[Extracted records]
----------
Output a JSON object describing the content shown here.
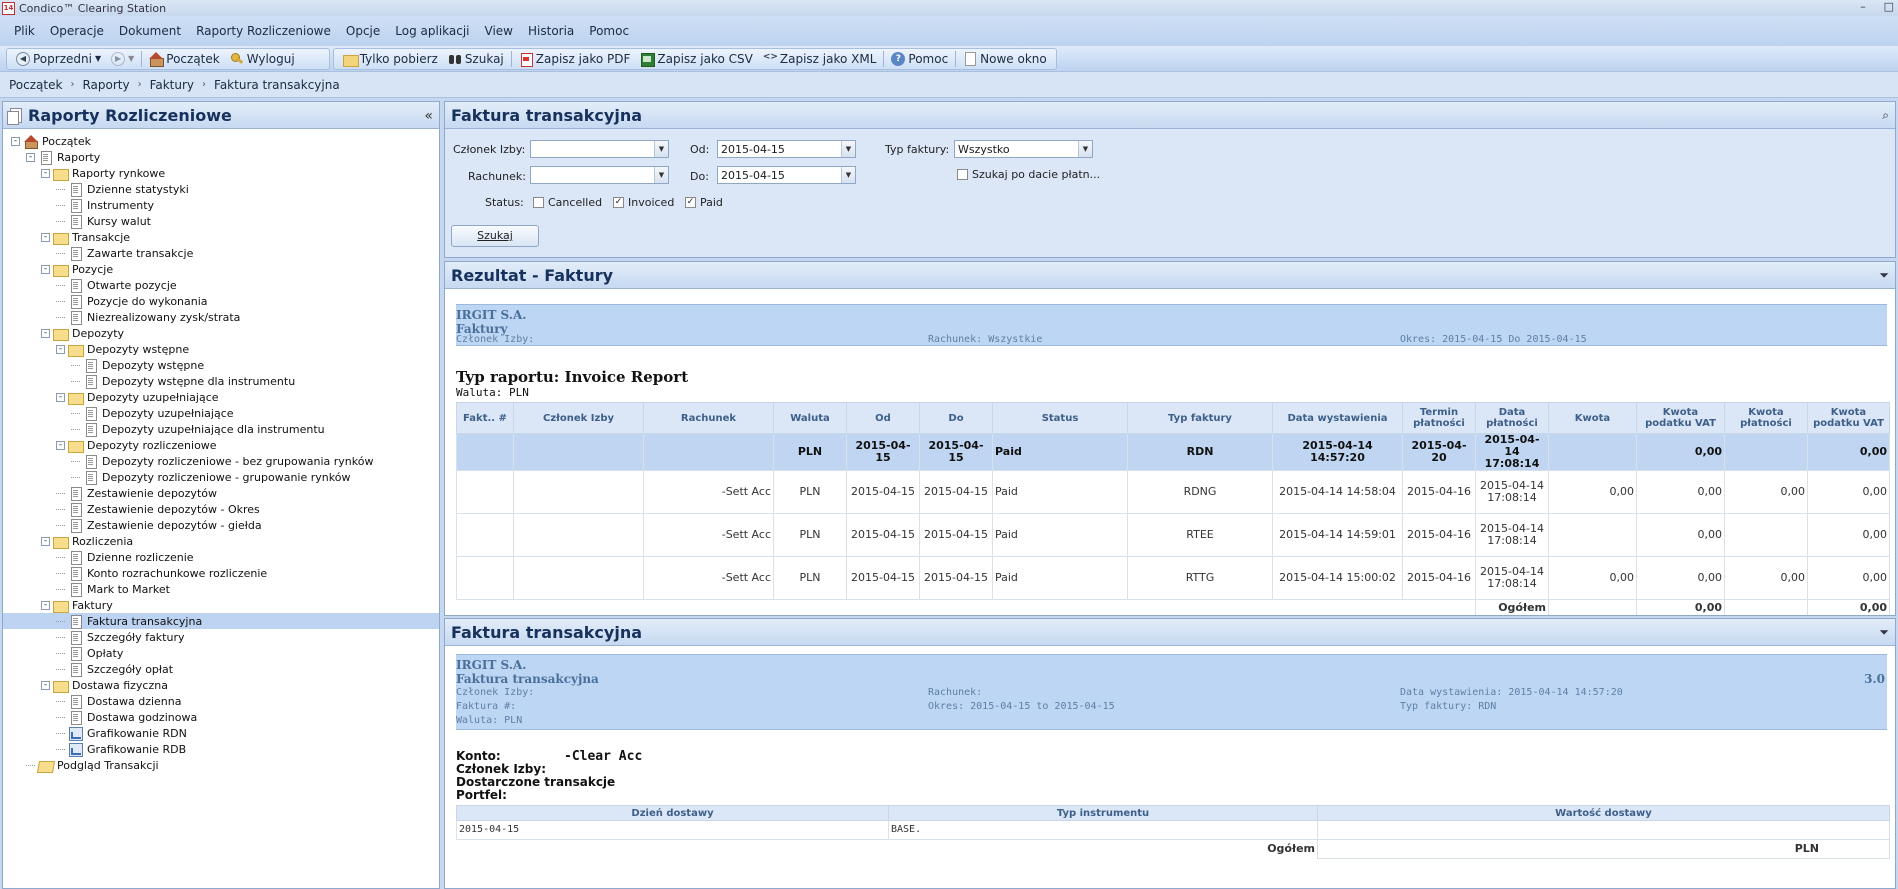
{
  "window": {
    "title": "Condico™ Clearing Station",
    "icon_text": "14",
    "controls": [
      "–",
      "□"
    ]
  },
  "menu": [
    "Plik",
    "Operacje",
    "Dokument",
    "Raporty Rozliczeniowe",
    "Opcje",
    "Log aplikacji",
    "View",
    "Historia",
    "Pomoc"
  ],
  "toolbar": {
    "prev": "Poprzedni",
    "home": "Początek",
    "logout": "Wyloguj",
    "only_fetch": "Tylko pobierz",
    "search": "Szukaj",
    "save_pdf": "Zapisz jako PDF",
    "save_csv": "Zapisz jako CSV",
    "save_xml": "Zapisz jako XML",
    "help": "Pomoc",
    "new_window": "Nowe okno"
  },
  "breadcrumb": [
    "Początek",
    "Raporty",
    "Faktury",
    "Faktura transakcyjna"
  ],
  "left_panel": {
    "title": "Raporty Rozliczeniowe",
    "tree": [
      {
        "label": "Początek",
        "level": 0,
        "icon": "home",
        "exp": "-"
      },
      {
        "label": "Raporty",
        "level": 1,
        "icon": "doc",
        "exp": "-"
      },
      {
        "label": "Raporty rynkowe",
        "level": 2,
        "icon": "folder",
        "exp": "-"
      },
      {
        "label": "Dzienne statystyki",
        "level": 3,
        "icon": "doc"
      },
      {
        "label": "Instrumenty",
        "level": 3,
        "icon": "doc"
      },
      {
        "label": "Kursy walut",
        "level": 3,
        "icon": "doc"
      },
      {
        "label": "Transakcje",
        "level": 2,
        "icon": "folder",
        "exp": "-"
      },
      {
        "label": "Zawarte transakcje",
        "level": 3,
        "icon": "doc"
      },
      {
        "label": "Pozycje",
        "level": 2,
        "icon": "folder",
        "exp": "-"
      },
      {
        "label": "Otwarte pozycje",
        "level": 3,
        "icon": "doc"
      },
      {
        "label": "Pozycje do wykonania",
        "level": 3,
        "icon": "doc"
      },
      {
        "label": "Niezrealizowany zysk/strata",
        "level": 3,
        "icon": "doc"
      },
      {
        "label": "Depozyty",
        "level": 2,
        "icon": "folder",
        "exp": "-"
      },
      {
        "label": "Depozyty wstępne",
        "level": 3,
        "icon": "folder",
        "exp": "-"
      },
      {
        "label": "Depozyty wstępne",
        "level": 4,
        "icon": "doc"
      },
      {
        "label": "Depozyty wstępne dla instrumentu",
        "level": 4,
        "icon": "doc"
      },
      {
        "label": "Depozyty uzupełniające",
        "level": 3,
        "icon": "folder",
        "exp": "-"
      },
      {
        "label": "Depozyty uzupełniające",
        "level": 4,
        "icon": "doc"
      },
      {
        "label": "Depozyty uzupełniające dla instrumentu",
        "level": 4,
        "icon": "doc"
      },
      {
        "label": "Depozyty rozliczeniowe",
        "level": 3,
        "icon": "folder",
        "exp": "-"
      },
      {
        "label": "Depozyty rozliczeniowe - bez grupowania rynków",
        "level": 4,
        "icon": "doc"
      },
      {
        "label": "Depozyty rozliczeniowe - grupowanie rynków",
        "level": 4,
        "icon": "doc"
      },
      {
        "label": "Zestawienie depozytów",
        "level": 3,
        "icon": "doc"
      },
      {
        "label": "Zestawienie depozytów - Okres",
        "level": 3,
        "icon": "doc"
      },
      {
        "label": "Zestawienie depozytów - giełda",
        "level": 3,
        "icon": "doc"
      },
      {
        "label": "Rozliczenia",
        "level": 2,
        "icon": "folder",
        "exp": "-"
      },
      {
        "label": "Dzienne rozliczenie",
        "level": 3,
        "icon": "doc"
      },
      {
        "label": "Konto rozrachunkowe rozliczenie",
        "level": 3,
        "icon": "doc"
      },
      {
        "label": "Mark to Market",
        "level": 3,
        "icon": "doc"
      },
      {
        "label": "Faktury",
        "level": 2,
        "icon": "folder",
        "exp": "-"
      },
      {
        "label": "Faktura transakcyjna",
        "level": 3,
        "icon": "doc",
        "selected": true
      },
      {
        "label": "Szczegóły faktury",
        "level": 3,
        "icon": "doc"
      },
      {
        "label": "Opłaty",
        "level": 3,
        "icon": "doc"
      },
      {
        "label": "Szczegóły opłat",
        "level": 3,
        "icon": "doc"
      },
      {
        "label": "Dostawa fizyczna",
        "level": 2,
        "icon": "folder",
        "exp": "-"
      },
      {
        "label": "Dostawa dzienna",
        "level": 3,
        "icon": "doc"
      },
      {
        "label": "Dostawa godzinowa",
        "level": 3,
        "icon": "doc"
      },
      {
        "label": "Grafikowanie RDN",
        "level": 3,
        "icon": "chart"
      },
      {
        "label": "Grafikowanie RDB",
        "level": 3,
        "icon": "chart"
      },
      {
        "label": "Podgląd Transakcji",
        "level": 1,
        "icon": "openfolder"
      }
    ]
  },
  "filter_panel": {
    "title": "Faktura transakcyjna",
    "member_label": "Członek Izby:",
    "member_value": "",
    "account_label": "Rachunek:",
    "account_value": "",
    "from_label": "Od:",
    "from_value": "2015-04-15",
    "to_label": "Do:",
    "to_value": "2015-04-15",
    "type_label": "Typ faktury:",
    "type_value": "Wszystko",
    "by_payment_date": "Szukaj po dacie płatn...",
    "status_label": "Status:",
    "statuses": [
      {
        "label": "Cancelled",
        "checked": false
      },
      {
        "label": "Invoiced",
        "checked": true
      },
      {
        "label": "Paid",
        "checked": true
      }
    ],
    "search_button": "Szukaj"
  },
  "results_panel": {
    "title": "Rezultat - Faktury",
    "banner": {
      "company": "IRGIT S.A.",
      "title": "Faktury",
      "member": "Członek Izby:",
      "account": "Rachunek: Wszystkie",
      "period": "Okres: 2015-04-15 Do 2015-04-15"
    },
    "report_type": "Typ raportu: Invoice Report",
    "currency": "Waluta: PLN",
    "columns": [
      "Fakt.. #",
      "Członek Izby",
      "Rachunek",
      "Waluta",
      "Od",
      "Do",
      "Status",
      "Typ faktury",
      "Data wystawienia",
      "Termin płatności",
      "Data płatności",
      "Kwota",
      "Kwota podatku VAT",
      "Kwota płatności",
      "Kwota podatku VAT"
    ],
    "rows": [
      [
        "",
        "",
        "",
        "PLN",
        "2015-04-15",
        "2015-04-15",
        "Paid",
        "RDN",
        "2015-04-14 14:57:20",
        "2015-04-20",
        "2015-04-14 17:08:14",
        "",
        "0,00",
        "",
        "0,00"
      ],
      [
        "",
        "",
        "-Sett Acc",
        "PLN",
        "2015-04-15",
        "2015-04-15",
        "Paid",
        "RDNG",
        "2015-04-14 14:58:04",
        "2015-04-16",
        "2015-04-14 17:08:14",
        "0,00",
        "0,00",
        "0,00",
        "0,00"
      ],
      [
        "",
        "",
        "-Sett Acc",
        "PLN",
        "2015-04-15",
        "2015-04-15",
        "Paid",
        "RTEE",
        "2015-04-14 14:59:01",
        "2015-04-16",
        "2015-04-14 17:08:14",
        "",
        "0,00",
        "",
        "0,00"
      ],
      [
        "",
        "",
        "-Sett Acc",
        "PLN",
        "2015-04-15",
        "2015-04-15",
        "Paid",
        "RTTG",
        "2015-04-14 15:00:02",
        "2015-04-16",
        "2015-04-14 17:08:14",
        "0,00",
        "0,00",
        "0,00",
        "0,00"
      ]
    ],
    "total_label": "Ogółem",
    "total_vat": "0,00",
    "total_vat2": "0,00"
  },
  "invoice_panel": {
    "title": "Faktura transakcyjna",
    "banner": {
      "company": "IRGIT S.A.",
      "title": "Faktura transakcyjna",
      "version": "3.0",
      "member": "Członek Izby:",
      "invoice_no": "Faktura #:",
      "currency": "Waluta: PLN",
      "account": "Rachunek:",
      "period": "Okres: 2015-04-15 to 2015-04-15",
      "issue_date": "Data wystawienia: 2015-04-14 14:57:20",
      "invoice_type": "Typ faktury: RDN"
    },
    "account_label": "Konto:",
    "account_value": "-Clear Acc",
    "member_label": "Członek Izby:",
    "delivered_label": "Dostarczone transakcje",
    "portfolio_label": "Portfel:",
    "columns": [
      "Dzień dostawy",
      "Typ instrumentu",
      "Wartość dostawy"
    ],
    "rows": [
      [
        "2015-04-15",
        "BASE.",
        ""
      ]
    ],
    "total_label": "Ogółem",
    "total_value": "PLN"
  }
}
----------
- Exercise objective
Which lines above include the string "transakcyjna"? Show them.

- Answer for the task
    "Faktura transakcyjna"
        "label": "Faktura transakcyjna",
    "title": "Faktura transakcyjna",
    "title": "Faktura transakcyjna",
      "title": "Faktura transakcyjna",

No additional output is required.